The importance of Queensland’s private native forests to Australia’s future timber supply

Left: Overstocked spotted gum regrowth, poor crown development and productivity, and very little ground cover. Right: The same forest, four years after thinning good ground cover reduced erosion and markedly increased productivity. Photo credit:Timberbiz

Private native forests of southern Queensland in Australia are extensive and critical to the future supply of timber to the processing sector.

However, majority of the private resource does not managed regrowth resulting in a poor productive and environmental condition. It is estimated that with management, the forests could produce 10 times the quantity of timber currently grown in Queensland.

To raise landholder capacity and to understand the best practices in forest management, Private Forestry Service Queensland (PFSQ) will be undertaking a three-year programme. This will include updating the currently available extension material and producing a series of simple ‘how to’ online video clips on various aspects of forest management – from understanding the native forest practice self-assessable code to forest assessment, forest thinning, product specifications, regeneration and fire management.

The key to success is to make this information widely available, and easily accessible, understood and implemented.

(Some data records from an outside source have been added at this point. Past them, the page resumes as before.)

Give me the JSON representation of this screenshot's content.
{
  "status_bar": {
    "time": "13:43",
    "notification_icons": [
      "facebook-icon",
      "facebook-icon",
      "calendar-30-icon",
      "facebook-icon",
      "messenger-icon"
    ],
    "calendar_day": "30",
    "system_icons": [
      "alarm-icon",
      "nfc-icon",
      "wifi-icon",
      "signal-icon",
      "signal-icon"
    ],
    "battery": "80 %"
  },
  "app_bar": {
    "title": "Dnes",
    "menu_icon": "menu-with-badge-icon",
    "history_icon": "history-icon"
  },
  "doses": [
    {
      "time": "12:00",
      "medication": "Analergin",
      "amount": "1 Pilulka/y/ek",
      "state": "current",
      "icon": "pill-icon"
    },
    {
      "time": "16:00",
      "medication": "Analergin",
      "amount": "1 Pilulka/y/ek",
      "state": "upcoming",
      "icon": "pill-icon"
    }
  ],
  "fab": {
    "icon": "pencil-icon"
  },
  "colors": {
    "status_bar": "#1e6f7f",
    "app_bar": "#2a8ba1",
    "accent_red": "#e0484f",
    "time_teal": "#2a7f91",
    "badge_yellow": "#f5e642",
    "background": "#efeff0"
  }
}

The objectives of the extension program are to:

  • Build landholder and industry understanding about private native forestry opportunities through the provision of relevant, contemporary and targeted information.
  • Engage landholders through a range of extension activities to build their capacity to turn understanding into on-ground practice change.
  • Engage with timber industry players and other relevant individuals and organisations to build their knowledge and support for optimum on-ground private native forestry practices.
  • Deliver improvements in private native forest management practices that enhance forest productivity and land management and environmental outcomes, and are complementary to other land uses.

The programme will build on the results of an extensive series of landholder surveys, including landholders who have participated in past extension activities, to ensure it delivers educational material, workshop formats and in-field activities that are specifically tailored to participant needs.

A series of workshops and field days will be rolled out across southern Queensland.

Funding support and one-on-one assistance will also be available for landholders who have completed a four-day in-field and best practice forest management workshop.

One of the key outcomes of this support will be a network of broad acre demonstration sites, showing how landholders have undertaken best practice forest management ‘on the ground’.

The programme will include a series of workshops involving individual mills’, forest contractors and their regular growers, with a view to forming local area networks that can work towards improved forest production – ensuring the mills have the sustainably managed resource they need to thrive, and forest growers have a viable local processor who continues to purchase their timber.

One such Native Forest Management Field Day will be held on 8 October, with presenters Bill Schulke and Sean Ryan discussing about the impacts of thinning on forest health, productivity, economic returns and grazing.

Source: Timberbiz